The Criminalization of Women
Over a million and a half people are forced to live in cages in America; approximately 116,000 of those people are women.
At present there is significantly higher growth in the rate of incarceration of females than of males in the United States. According to U.S. Department of Justice statistics, in 1980 there were 13,269 women imprisoned throughout the U.S.; by 1995 that number reached 68,477; in 1997 that number exceeds 116,000. Studies suggest the common profile of the imprisoned female to be a young, single mother with few marketable skills: a high school dropout who lives below the poverty level. Seventy-five percent are between the ages of 25 and 34, and an estimated; ninety percent have an alcohol or drug-related history.
Eighty percent of women are convicted of non-violent drug or property crimes. The motivation of many of these crimes is often family-related due to the prevalent social and economic conditions of poverty.

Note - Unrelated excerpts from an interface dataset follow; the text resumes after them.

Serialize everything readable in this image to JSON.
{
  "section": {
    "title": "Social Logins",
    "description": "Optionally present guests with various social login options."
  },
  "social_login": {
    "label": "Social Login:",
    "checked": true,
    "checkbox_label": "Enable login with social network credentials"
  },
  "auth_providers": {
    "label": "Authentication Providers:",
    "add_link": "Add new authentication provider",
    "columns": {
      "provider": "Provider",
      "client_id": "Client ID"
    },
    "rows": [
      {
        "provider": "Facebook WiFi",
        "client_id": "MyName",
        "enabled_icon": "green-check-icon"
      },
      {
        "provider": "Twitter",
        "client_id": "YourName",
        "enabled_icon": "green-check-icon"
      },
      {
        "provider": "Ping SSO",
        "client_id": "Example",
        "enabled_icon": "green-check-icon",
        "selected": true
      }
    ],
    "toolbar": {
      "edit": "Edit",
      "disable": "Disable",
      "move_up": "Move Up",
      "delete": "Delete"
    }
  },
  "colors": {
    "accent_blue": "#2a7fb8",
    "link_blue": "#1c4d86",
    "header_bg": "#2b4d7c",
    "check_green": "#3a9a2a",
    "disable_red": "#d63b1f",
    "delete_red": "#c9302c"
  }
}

Many women are charged as accessories to crimes committed by male relatives or companions often without the knowledge of the women.
Many experts attribute the sharp rise in female incarceration rates to the advent of mandatory minimum sentences for drug law violations. Convictions on offenses for which defendants used to receive probation may now result in decades-long imprisonment or even life without the possibility of parole.
Although a greater number of white women than women of color are arrested, black women are eight times more likely than white women to be sent to prison. It is widely believed that black women are disproportionately represented in the following areas of legal abuse: “over-arrested, over-indicted, under-defended, and excessively sentenced.”
Mothers constitute more than eighty percent of the women in prison.
When mothers do time, their children do time with them. Nationwide an estimated half-million children are separated from their imprisoned mothers. The decades-long sentences, which are now common, can either entirely wipe out the reproductive lives of young female prisoners or prevent them from playing any role in the lives of their children as they grow from infancy to adulthood. Children of incarcerated mothers are more prone to become ensnared in the vicious cycle of musical-chairs foster care, juvenile detention centers, and, ultimately, prison.
Conditions for women in prison are physically and psychologically brutal in ways particular to women’s prisons. Male guards are typically assigned to prisons for females, who have great difficulty in defending themselves physically and legally from sexual coercion and assault, which is common and which routinely results in pregnancy.